WHAT TO DO
The answer must consist of every line below that contains the word "Supply".

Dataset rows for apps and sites
•••••

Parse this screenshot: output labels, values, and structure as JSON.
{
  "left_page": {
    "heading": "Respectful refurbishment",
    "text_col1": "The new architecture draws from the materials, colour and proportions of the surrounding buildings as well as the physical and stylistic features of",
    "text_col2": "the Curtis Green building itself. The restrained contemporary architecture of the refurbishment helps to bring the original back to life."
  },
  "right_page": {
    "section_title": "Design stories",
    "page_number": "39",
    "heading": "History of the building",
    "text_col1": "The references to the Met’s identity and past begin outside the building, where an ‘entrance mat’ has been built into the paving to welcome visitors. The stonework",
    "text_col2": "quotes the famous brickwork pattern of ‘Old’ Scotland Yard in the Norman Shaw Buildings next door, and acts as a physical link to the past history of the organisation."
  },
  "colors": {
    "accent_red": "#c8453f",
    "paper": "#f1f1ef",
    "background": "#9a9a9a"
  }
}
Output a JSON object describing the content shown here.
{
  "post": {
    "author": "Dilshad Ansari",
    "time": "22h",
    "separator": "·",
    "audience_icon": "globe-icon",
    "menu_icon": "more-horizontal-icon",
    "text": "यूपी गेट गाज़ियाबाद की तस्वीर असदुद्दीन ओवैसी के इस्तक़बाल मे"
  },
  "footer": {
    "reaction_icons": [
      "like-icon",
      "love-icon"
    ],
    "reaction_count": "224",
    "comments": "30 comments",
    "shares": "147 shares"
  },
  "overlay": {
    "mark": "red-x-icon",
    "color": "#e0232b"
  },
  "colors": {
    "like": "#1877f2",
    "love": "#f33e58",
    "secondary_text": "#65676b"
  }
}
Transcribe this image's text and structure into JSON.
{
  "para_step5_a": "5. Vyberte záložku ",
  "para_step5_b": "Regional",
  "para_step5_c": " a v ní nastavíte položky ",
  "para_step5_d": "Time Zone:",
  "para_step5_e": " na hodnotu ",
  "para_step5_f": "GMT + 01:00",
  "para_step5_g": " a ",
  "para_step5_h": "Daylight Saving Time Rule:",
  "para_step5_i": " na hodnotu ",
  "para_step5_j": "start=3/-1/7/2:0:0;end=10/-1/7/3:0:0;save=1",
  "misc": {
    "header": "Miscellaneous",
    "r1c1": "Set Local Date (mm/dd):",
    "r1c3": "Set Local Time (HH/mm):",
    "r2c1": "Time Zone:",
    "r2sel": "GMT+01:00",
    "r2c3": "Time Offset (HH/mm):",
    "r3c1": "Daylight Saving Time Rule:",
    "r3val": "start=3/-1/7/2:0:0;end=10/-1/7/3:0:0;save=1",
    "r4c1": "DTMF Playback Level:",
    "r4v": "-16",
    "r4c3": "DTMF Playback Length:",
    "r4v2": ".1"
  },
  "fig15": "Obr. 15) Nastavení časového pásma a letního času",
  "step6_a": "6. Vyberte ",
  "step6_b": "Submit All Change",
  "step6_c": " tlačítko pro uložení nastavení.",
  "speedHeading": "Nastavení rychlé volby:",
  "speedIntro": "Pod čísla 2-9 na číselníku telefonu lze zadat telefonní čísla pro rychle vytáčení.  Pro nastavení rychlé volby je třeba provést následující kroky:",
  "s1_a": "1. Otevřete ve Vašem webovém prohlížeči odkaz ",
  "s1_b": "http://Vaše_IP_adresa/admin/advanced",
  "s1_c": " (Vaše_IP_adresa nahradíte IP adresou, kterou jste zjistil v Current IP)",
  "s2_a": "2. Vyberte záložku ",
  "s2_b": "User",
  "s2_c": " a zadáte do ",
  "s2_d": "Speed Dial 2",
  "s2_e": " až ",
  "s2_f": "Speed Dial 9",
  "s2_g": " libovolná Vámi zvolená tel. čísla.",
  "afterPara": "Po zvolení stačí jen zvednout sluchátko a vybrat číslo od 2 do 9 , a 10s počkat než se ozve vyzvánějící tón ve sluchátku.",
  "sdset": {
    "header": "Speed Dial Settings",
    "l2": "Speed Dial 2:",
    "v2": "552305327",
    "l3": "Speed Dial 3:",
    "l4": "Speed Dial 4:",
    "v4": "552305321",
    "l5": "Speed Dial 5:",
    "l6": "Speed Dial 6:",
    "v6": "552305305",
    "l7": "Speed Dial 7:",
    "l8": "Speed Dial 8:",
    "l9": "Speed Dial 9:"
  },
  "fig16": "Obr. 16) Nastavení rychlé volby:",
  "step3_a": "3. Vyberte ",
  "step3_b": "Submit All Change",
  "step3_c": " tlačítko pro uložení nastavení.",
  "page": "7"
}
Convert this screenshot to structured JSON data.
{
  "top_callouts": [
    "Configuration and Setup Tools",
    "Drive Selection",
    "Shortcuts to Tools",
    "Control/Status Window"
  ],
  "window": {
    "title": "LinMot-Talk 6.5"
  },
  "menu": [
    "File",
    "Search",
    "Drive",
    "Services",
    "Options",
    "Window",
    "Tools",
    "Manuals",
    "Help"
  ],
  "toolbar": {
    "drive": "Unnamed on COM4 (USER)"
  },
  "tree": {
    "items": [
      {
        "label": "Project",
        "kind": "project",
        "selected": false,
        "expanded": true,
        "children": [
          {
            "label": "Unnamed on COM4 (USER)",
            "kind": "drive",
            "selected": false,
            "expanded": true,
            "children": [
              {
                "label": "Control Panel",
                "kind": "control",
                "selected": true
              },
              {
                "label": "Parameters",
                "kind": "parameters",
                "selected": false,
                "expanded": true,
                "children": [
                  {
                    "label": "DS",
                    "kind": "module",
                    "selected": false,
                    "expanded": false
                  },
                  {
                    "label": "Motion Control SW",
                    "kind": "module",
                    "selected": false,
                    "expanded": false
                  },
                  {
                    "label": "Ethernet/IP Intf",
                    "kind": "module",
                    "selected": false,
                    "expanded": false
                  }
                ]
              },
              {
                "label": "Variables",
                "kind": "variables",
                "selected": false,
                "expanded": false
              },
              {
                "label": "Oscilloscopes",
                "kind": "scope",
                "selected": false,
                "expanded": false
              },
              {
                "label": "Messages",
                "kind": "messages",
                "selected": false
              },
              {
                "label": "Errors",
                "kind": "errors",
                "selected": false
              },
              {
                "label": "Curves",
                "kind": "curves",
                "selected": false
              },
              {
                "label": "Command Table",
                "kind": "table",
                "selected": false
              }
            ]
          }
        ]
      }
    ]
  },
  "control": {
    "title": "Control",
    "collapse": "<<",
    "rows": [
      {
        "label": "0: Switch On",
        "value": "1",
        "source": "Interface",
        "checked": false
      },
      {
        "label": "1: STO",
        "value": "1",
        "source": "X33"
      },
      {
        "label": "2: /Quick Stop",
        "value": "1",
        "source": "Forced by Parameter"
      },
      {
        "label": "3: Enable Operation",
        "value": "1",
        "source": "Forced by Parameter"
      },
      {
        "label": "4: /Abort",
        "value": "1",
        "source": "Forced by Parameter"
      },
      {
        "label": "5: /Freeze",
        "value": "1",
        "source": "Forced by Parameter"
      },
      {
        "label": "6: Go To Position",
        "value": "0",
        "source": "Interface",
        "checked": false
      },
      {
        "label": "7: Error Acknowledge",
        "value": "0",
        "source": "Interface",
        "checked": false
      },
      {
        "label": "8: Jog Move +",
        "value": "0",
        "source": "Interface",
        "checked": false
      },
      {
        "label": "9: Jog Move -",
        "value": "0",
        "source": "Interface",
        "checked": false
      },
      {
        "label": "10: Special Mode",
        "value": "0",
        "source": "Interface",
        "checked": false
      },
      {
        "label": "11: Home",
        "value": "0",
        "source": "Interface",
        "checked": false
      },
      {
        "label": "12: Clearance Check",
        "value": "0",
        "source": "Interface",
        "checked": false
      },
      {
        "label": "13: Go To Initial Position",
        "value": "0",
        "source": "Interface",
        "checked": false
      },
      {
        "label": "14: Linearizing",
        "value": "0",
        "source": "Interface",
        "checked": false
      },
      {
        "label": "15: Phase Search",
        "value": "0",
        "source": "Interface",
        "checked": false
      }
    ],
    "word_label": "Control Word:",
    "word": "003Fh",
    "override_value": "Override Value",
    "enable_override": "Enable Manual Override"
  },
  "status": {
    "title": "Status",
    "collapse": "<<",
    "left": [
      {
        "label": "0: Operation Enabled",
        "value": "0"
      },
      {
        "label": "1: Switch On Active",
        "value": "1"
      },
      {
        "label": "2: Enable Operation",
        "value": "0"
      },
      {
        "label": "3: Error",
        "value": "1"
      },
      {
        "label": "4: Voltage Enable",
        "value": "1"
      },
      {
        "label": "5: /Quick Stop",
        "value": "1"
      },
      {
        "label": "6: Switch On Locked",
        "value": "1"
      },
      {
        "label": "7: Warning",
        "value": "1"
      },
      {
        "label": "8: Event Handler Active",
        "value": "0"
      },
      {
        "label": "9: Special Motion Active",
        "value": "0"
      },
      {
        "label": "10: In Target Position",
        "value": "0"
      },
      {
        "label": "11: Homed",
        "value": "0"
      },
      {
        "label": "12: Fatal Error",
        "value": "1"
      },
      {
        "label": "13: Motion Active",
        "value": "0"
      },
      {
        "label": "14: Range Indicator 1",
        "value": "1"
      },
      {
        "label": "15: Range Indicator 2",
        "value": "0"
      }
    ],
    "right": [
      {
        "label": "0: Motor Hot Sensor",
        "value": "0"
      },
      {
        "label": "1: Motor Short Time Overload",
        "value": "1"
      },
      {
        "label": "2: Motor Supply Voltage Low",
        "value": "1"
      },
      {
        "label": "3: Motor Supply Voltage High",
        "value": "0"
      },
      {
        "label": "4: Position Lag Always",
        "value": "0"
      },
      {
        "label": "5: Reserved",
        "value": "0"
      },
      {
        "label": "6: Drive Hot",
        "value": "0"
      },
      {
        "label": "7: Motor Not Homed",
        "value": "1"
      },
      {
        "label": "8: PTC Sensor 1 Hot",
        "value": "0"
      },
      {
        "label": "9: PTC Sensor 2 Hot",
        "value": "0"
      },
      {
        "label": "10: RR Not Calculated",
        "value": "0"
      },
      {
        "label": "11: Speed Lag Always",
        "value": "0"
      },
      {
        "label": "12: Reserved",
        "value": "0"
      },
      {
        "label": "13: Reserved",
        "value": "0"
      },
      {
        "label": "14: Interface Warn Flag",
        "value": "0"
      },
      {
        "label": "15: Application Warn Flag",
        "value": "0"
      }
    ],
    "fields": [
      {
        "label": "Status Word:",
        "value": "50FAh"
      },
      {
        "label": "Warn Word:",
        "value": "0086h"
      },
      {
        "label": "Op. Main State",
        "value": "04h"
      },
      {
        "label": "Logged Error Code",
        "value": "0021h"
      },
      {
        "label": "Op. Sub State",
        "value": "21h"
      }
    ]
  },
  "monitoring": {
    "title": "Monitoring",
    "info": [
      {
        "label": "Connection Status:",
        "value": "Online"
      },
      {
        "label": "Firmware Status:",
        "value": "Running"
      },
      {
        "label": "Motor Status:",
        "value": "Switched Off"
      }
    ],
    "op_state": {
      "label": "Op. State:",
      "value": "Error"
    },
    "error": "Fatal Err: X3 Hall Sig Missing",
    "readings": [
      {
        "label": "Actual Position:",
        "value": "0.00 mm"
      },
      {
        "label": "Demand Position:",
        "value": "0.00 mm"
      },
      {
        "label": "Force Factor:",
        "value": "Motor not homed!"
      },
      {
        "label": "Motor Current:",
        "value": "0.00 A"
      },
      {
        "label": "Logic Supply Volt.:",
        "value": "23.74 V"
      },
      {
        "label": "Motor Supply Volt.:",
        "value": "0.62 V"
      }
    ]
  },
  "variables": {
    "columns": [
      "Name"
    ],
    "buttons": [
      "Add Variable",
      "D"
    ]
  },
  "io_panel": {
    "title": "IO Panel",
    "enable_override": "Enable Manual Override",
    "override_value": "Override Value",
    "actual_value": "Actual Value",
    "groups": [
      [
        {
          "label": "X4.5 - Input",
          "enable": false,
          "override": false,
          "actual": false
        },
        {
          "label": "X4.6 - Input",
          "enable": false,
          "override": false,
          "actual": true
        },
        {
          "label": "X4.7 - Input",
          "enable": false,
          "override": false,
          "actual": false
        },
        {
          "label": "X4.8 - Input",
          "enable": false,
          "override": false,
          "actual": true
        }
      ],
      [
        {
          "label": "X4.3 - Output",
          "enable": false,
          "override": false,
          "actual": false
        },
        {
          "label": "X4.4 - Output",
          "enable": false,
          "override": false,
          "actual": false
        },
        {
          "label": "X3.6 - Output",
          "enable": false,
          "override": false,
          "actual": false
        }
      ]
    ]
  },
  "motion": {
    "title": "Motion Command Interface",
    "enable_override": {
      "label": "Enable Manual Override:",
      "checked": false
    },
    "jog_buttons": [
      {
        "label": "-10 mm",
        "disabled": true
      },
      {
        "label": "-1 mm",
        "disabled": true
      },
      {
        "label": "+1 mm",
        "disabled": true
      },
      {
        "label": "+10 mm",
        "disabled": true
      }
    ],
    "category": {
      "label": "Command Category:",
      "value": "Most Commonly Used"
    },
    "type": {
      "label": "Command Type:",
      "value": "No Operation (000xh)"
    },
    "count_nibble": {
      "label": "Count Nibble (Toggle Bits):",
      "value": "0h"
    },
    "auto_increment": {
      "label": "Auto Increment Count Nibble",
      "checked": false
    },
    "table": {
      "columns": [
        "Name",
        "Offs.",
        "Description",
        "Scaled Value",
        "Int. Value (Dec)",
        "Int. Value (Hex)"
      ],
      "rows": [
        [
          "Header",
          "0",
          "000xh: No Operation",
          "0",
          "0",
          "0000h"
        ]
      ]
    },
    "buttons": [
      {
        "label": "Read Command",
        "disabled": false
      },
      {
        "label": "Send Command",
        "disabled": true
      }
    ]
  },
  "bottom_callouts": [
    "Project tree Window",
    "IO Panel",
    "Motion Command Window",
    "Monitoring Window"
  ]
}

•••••

WRITTEN SOLUTION
        "label": "2: Motor Supply Voltage Low",
        "label": "3: Motor Supply Voltage High",
        "label": "Logic Supply Volt.:",
        "label": "Motor Supply Volt.:",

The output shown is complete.